Source data:

....................

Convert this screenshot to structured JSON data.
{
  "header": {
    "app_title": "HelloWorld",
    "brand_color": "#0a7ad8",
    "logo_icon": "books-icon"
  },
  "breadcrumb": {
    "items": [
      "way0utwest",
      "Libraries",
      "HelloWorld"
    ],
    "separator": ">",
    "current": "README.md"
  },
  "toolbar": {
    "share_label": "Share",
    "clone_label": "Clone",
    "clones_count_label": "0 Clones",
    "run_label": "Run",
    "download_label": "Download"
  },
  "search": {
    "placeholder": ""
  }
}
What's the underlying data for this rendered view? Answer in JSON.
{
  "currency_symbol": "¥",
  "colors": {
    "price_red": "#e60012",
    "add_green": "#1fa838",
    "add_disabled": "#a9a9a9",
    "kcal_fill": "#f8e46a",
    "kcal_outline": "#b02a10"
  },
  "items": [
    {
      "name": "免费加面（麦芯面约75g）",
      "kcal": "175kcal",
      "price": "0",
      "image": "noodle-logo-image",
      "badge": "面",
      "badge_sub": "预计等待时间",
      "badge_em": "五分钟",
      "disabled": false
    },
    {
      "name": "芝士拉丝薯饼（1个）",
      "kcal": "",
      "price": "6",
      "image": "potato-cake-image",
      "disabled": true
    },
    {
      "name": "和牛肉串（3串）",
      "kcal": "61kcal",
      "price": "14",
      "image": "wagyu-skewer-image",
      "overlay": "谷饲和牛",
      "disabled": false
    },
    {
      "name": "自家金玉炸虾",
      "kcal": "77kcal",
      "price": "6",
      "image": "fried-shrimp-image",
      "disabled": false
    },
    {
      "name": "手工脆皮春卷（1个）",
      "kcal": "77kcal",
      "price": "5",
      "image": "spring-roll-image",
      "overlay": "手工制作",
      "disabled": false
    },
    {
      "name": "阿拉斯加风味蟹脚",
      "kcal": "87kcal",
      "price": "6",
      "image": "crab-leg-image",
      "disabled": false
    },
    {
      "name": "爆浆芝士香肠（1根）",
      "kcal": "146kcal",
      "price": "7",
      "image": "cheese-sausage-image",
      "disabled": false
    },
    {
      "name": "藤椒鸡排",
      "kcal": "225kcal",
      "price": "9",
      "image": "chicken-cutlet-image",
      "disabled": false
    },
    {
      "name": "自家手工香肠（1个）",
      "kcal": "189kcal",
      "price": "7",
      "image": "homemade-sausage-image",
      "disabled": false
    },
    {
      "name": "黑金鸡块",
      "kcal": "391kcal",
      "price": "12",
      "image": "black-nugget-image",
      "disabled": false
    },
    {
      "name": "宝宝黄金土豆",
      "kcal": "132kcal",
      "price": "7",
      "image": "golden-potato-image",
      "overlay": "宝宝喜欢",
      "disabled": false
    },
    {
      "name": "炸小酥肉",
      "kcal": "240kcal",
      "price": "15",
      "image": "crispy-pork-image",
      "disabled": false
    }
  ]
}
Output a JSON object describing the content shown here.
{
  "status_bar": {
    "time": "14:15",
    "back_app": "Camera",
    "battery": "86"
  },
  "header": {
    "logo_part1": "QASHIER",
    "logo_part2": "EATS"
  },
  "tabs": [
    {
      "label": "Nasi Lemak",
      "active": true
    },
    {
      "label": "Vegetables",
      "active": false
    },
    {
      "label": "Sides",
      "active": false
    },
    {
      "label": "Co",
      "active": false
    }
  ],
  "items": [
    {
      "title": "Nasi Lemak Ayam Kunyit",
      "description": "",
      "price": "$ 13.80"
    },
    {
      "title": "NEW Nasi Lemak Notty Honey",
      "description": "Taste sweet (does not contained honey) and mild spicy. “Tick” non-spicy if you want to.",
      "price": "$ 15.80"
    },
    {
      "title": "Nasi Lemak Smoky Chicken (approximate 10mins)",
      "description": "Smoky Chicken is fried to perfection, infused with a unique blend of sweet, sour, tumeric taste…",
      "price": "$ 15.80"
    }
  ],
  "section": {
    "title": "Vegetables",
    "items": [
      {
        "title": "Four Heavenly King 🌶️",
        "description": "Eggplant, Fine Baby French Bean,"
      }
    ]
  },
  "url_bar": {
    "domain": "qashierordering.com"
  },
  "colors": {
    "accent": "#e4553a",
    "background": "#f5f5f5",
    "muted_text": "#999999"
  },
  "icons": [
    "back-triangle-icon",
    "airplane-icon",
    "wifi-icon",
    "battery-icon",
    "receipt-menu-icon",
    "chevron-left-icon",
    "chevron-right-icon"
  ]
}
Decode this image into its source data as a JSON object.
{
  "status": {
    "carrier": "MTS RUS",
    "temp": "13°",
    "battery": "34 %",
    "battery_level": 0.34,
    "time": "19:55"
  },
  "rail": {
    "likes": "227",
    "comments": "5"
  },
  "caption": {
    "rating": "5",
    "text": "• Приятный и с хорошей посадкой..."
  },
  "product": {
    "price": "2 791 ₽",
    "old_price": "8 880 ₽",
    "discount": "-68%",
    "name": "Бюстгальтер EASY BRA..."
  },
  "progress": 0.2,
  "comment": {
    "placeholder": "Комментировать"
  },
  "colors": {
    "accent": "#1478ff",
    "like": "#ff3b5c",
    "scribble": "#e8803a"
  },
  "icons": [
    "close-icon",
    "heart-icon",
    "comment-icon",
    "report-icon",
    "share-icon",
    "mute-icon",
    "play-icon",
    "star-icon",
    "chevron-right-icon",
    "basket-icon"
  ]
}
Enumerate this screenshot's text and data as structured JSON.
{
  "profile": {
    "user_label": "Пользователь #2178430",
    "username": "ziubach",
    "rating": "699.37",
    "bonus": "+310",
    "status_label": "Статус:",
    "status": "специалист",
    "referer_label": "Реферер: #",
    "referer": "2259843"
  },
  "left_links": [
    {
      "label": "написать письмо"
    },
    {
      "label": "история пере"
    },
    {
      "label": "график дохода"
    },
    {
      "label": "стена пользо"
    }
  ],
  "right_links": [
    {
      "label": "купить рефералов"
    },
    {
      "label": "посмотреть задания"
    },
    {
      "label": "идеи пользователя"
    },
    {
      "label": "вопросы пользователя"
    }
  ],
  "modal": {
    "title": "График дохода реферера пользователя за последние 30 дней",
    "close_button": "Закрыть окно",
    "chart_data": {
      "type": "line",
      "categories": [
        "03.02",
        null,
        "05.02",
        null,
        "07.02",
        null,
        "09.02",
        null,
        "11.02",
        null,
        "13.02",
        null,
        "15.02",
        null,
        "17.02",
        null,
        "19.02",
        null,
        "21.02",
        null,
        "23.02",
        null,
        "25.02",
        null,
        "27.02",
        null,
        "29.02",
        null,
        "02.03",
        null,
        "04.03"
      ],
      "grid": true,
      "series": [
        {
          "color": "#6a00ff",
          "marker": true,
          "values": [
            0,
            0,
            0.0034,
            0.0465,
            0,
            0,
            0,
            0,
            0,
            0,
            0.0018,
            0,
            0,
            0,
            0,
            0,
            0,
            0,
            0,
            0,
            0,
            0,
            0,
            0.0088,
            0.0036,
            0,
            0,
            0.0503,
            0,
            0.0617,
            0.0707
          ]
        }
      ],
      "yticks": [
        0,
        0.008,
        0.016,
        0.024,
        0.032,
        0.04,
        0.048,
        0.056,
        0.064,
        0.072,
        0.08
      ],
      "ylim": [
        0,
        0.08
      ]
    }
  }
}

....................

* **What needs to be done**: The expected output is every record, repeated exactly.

* **Result of the exercise**:
Convert this screenshot to structured JSON data.
{
  "header": {
    "app_title": "HelloWorld",
    "brand_color": "#0a7ad8",
    "logo_icon": "books-icon"
  },
  "breadcrumb": {
    "items": [
      "way0utwest",
      "Libraries",
      "HelloWorld"
    ],
    "separator": ">",
    "current": "README.md"
  },
  "toolbar": {
    "share_label": "Share",
    "clone_label": "Clone",
    "clones_count_label": "0 Clones",
    "run_label": "Run",
    "download_label": "Download"
  },
  "search": {
    "placeholder": ""
  }
}
What's the underlying data for this rendered view? Answer in JSON.
{
  "currency_symbol": "¥",
  "colors": {
    "price_red": "#e60012",
    "add_green": "#1fa838",
    "add_disabled": "#a9a9a9",
    "kcal_fill": "#f8e46a",
    "kcal_outline": "#b02a10"
  },
  "items": [
    {
      "name": "免费加面（麦芯面约75g）",
      "kcal": "175kcal",
      "price": "0",
      "image": "noodle-logo-image",
      "badge": "面",
      "badge_sub": "预计等待时间",
      "badge_em": "五分钟",
      "disabled": false
    },
    {
      "name": "芝士拉丝薯饼（1个）",
      "kcal": "",
      "price": "6",
      "image": "potato-cake-image",
      "disabled": true
    },
    {
      "name": "和牛肉串（3串）",
      "kcal": "61kcal",
      "price": "14",
      "image": "wagyu-skewer-image",
      "overlay": "谷饲和牛",
      "disabled": false
    },
    {
      "name": "自家金玉炸虾",
      "kcal": "77kcal",
      "price": "6",
      "image": "fried-shrimp-image",
      "disabled": false
    },
    {
      "name": "手工脆皮春卷（1个）",
      "kcal": "77kcal",
      "price": "5",
      "image": "spring-roll-image",
      "overlay": "手工制作",
      "disabled": false
    },
    {
      "name": "阿拉斯加风味蟹脚",
      "kcal": "87kcal",
      "price": "6",
      "image": "crab-leg-image",
      "disabled": false
    },
    {
      "name": "爆浆芝士香肠（1根）",
      "kcal": "146kcal",
      "price": "7",
      "image": "cheese-sausage-image",
      "disabled": false
    },
    {
      "name": "藤椒鸡排",
      "kcal": "225kcal",
      "price": "9",
      "image": "chicken-cutlet-image",
      "disabled": false
    },
    {
      "name": "自家手工香肠（1个）",
      "kcal": "189kcal",
      "price": "7",
      "image": "homemade-sausage-image",
      "disabled": false
    },
    {
      "name": "黑金鸡块",
      "kcal": "391kcal",
      "price": "12",
      "image": "black-nugget-image",
      "disabled": false
    },
    {
      "name": "宝宝黄金土豆",
      "kcal": "132kcal",
      "price": "7",
      "image": "golden-potato-image",
      "overlay": "宝宝喜欢",
      "disabled": false
    },
    {
      "name": "炸小酥肉",
      "kcal": "240kcal",
      "price": "15",
      "image": "crispy-pork-image",
      "disabled": false
    }
  ]
}
Output a JSON object describing the content shown here.
{
  "status_bar": {
    "time": "14:15",
    "back_app": "Camera",
    "battery": "86"
  },
  "header": {
    "logo_part1": "QASHIER",
    "logo_part2": "EATS"
  },
  "tabs": [
    {
      "label": "Nasi Lemak",
      "active": true
    },
    {
      "label": "Vegetables",
      "active": false
    },
    {
      "label": "Sides",
      "active": false
    },
    {
      "label": "Co",
      "active": false
    }
  ],
  "items": [
    {
      "title": "Nasi Lemak Ayam Kunyit",
      "description": "",
      "price": "$ 13.80"
    },
    {
      "title": "NEW Nasi Lemak Notty Honey",
      "description": "Taste sweet (does not contained honey) and mild spicy. “Tick” non-spicy if you want to.",
      "price": "$ 15.80"
    },
    {
      "title": "Nasi Lemak Smoky Chicken (approximate 10mins)",
      "description": "Smoky Chicken is fried to perfection, infused with a unique blend of sweet, sour, tumeric taste…",
      "price": "$ 15.80"
    }
  ],
  "section": {
    "title": "Vegetables",
    "items": [
      {
        "title": "Four Heavenly King 🌶️",
        "description": "Eggplant, Fine Baby French Bean,"
      }
    ]
  },
  "url_bar": {
    "domain": "qashierordering.com"
  },
  "colors": {
    "accent": "#e4553a",
    "background": "#f5f5f5",
    "muted_text": "#999999"
  },
  "icons": [
    "back-triangle-icon",
    "airplane-icon",
    "wifi-icon",
    "battery-icon",
    "receipt-menu-icon",
    "chevron-left-icon",
    "chevron-right-icon"
  ]
}
Decode this image into its source data as a JSON object.
{
  "status": {
    "carrier": "MTS RUS",
    "temp": "13°",
    "battery": "34 %",
    "battery_level": 0.34,
    "time": "19:55"
  },
  "rail": {
    "likes": "227",
    "comments": "5"
  },
  "caption": {
    "rating": "5",
    "text": "• Приятный и с хорошей посадкой..."
  },
  "product": {
    "price": "2 791 ₽",
    "old_price": "8 880 ₽",
    "discount": "-68%",
    "name": "Бюстгальтер EASY BRA..."
  },
  "progress": 0.2,
  "comment": {
    "placeholder": "Комментировать"
  },
  "colors": {
    "accent": "#1478ff",
    "like": "#ff3b5c",
    "scribble": "#e8803a"
  },
  "icons": [
    "close-icon",
    "heart-icon",
    "comment-icon",
    "report-icon",
    "share-icon",
    "mute-icon",
    "play-icon",
    "star-icon",
    "chevron-right-icon",
    "basket-icon"
  ]
}
Enumerate this screenshot's text and data as structured JSON.
{
  "profile": {
    "user_label": "Пользователь #2178430",
    "username": "ziubach",
    "rating": "699.37",
    "bonus": "+310",
    "status_label": "Статус:",
    "status": "специалист",
    "referer_label": "Реферер: #",
    "referer": "2259843"
  },
  "left_links": [
    {
      "label": "написать письмо"
    },
    {
      "label": "история пере"
    },
    {
      "label": "график дохода"
    },
    {
      "label": "стена пользо"
    }
  ],
  "right_links": [
    {
      "label": "купить рефералов"
    },
    {
      "label": "посмотреть задания"
    },
    {
      "label": "идеи пользователя"
    },
    {
      "label": "вопросы пользователя"
    }
  ],
  "modal": {
    "title": "График дохода реферера пользователя за последние 30 дней",
    "close_button": "Закрыть окно",
    "chart_data": {
      "type": "line",
      "categories": [
        "03.02",
        null,
        "05.02",
        null,
        "07.02",
        null,
        "09.02",
        null,
        "11.02",
        null,
        "13.02",
        null,
        "15.02",
        null,
        "17.02",
        null,
        "19.02",
        null,
        "21.02",
        null,
        "23.02",
        null,
        "25.02",
        null,
        "27.02",
        null,
        "29.02",
        null,
        "02.03",
        null,
        "04.03"
      ],
      "grid": true,
      "series": [
        {
          "color": "#6a00ff",
          "marker": true,
          "values": [
            0,
            0,
            0.0034,
            0.0465,
            0,
            0,
            0,
            0,
            0,
            0,
            0.0018,
            0,
            0,
            0,
            0,
            0,
            0,
            0,
            0,
            0,
            0,
            0,
            0,
            0.0088,
            0.0036,
            0,
            0,
            0.0503,
            0,
            0.0617,
            0.0707
          ]
        }
      ],
      "yticks": [
        0,
        0.008,
        0.016,
        0.024,
        0.032,
        0.04,
        0.048,
        0.056,
        0.064,
        0.072,
        0.08
      ],
      "ylim": [
        0,
        0.08
      ]
    }
  }
}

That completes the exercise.